February 10, 2016
US and European office markets will tighten further in 2016 as demand for space outpaces a limited number of new developments, according to CBRE Group’s 2016 Global Real Estate Market Outlook. However, the extent of tightening in individual cities will depend strongly on local job growth in major office-using industries. Global prime rents across the three major property types—office, industrial and retail—are expected to grow 2.2 percent on an annual basis, according to estimates from CBRE’s Global Rent Index. The Americas, thanks to the strength of the US property sector, is expected to see commercial real estate rents rise 3.4 percent in 2016, as consumption growth and rising employment, combined with comparatively limited new supply levels, simulates demand. Rents in EMEA are forecast to rise by 3.2 percent thanks to a combination of increased consumer spending, pent-up demand for commercial space and anticipated further monetary easing by the European Central Bank.
In Asia Pacific, rent growth is expected to be flat, largely due to the region’s economic slowdown and oversupply in some markets. Asia Pacific office markets will be more mixed as cost-conscious occupiers, grappling with the impact of the region’s economic slowdown, scale back leasing activity amid a surge in new supply in markets in India, China and Indonesia.
“The current environment of variable but generally improving growth in the developed world, alongside low interest rates and low inflation, is very supportive of consumers and commercial real estate markets,” said Richard Barkham, CBRE’s global chief economist.
“There are some risks for sure, including weakening sentiment due to volatile stock markets, rising interest rates in the US and the UK, financial stress in emerging markets and the slowdown of the Chinese economy. However, because consumers in the U.S., Europe and even China are in good shape, we think the global economy is strong enough to withstand these challenges and that the real estate and economic reality will be better than expected in most places in 2016.”
Global commercial real estate investment markets are expected to remain active in 2016, but the pace of growth is anticipated to slow after six years of recovery and price appreciation. CBRE expects worldwide investment sales volumes to grow by 4 percent in local currency terms in 2016.

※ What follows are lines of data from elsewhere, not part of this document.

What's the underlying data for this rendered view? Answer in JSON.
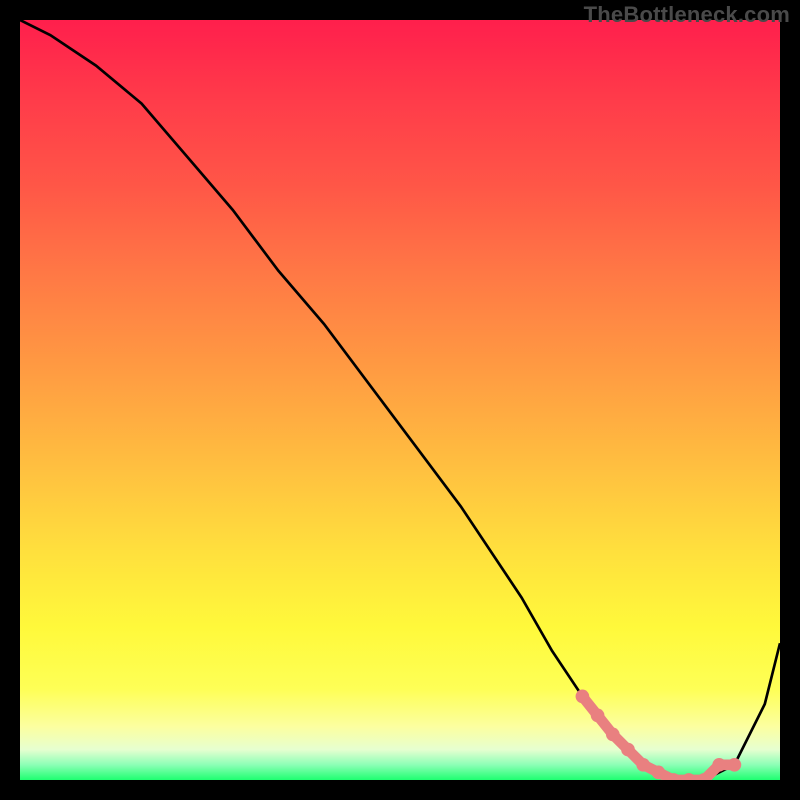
{
  "watermark": "TheBottleneck.com",
  "chart_data": {
    "type": "line",
    "title": "",
    "xlabel": "",
    "ylabel": "",
    "xlim": [
      0,
      100
    ],
    "ylim": [
      0,
      100
    ],
    "series": [
      {
        "name": "black-curve",
        "color": "#000000",
        "x": [
          0,
          4,
          10,
          16,
          22,
          28,
          34,
          40,
          46,
          52,
          58,
          62,
          66,
          70,
          74,
          78,
          82,
          86,
          90,
          94,
          98,
          100
        ],
        "values": [
          100,
          98,
          94,
          89,
          82,
          75,
          67,
          60,
          52,
          44,
          36,
          30,
          24,
          17,
          11,
          6,
          2,
          0,
          0,
          2,
          10,
          18
        ]
      },
      {
        "name": "pink-highlight",
        "color": "#e98080",
        "x": [
          74,
          78,
          82,
          86,
          88,
          90,
          92,
          94
        ],
        "values": [
          11,
          6,
          2,
          0,
          0,
          0,
          2,
          2
        ]
      }
    ],
    "gradient_stops": [
      {
        "pos": 0,
        "color": "#ff1f4c"
      },
      {
        "pos": 10,
        "color": "#ff3a4a"
      },
      {
        "pos": 22,
        "color": "#ff5747"
      },
      {
        "pos": 34,
        "color": "#ff7a45"
      },
      {
        "pos": 46,
        "color": "#ff9b42"
      },
      {
        "pos": 58,
        "color": "#ffbd40"
      },
      {
        "pos": 70,
        "color": "#ffe03d"
      },
      {
        "pos": 80,
        "color": "#fff93b"
      },
      {
        "pos": 88,
        "color": "#feff56"
      },
      {
        "pos": 93,
        "color": "#fcffa0"
      },
      {
        "pos": 96,
        "color": "#e6ffd0"
      },
      {
        "pos": 98,
        "color": "#8cffb6"
      },
      {
        "pos": 100,
        "color": "#1eff71"
      }
    ]
  }
}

Moderate economic growth with low interest rates, punctuated with bouts of pessimism and volatility—the factors that have characterized the world economy for the past few years—are likely to continue in 2016, supporting moderate growth in commercial rents and investment sales volume globally the report finds.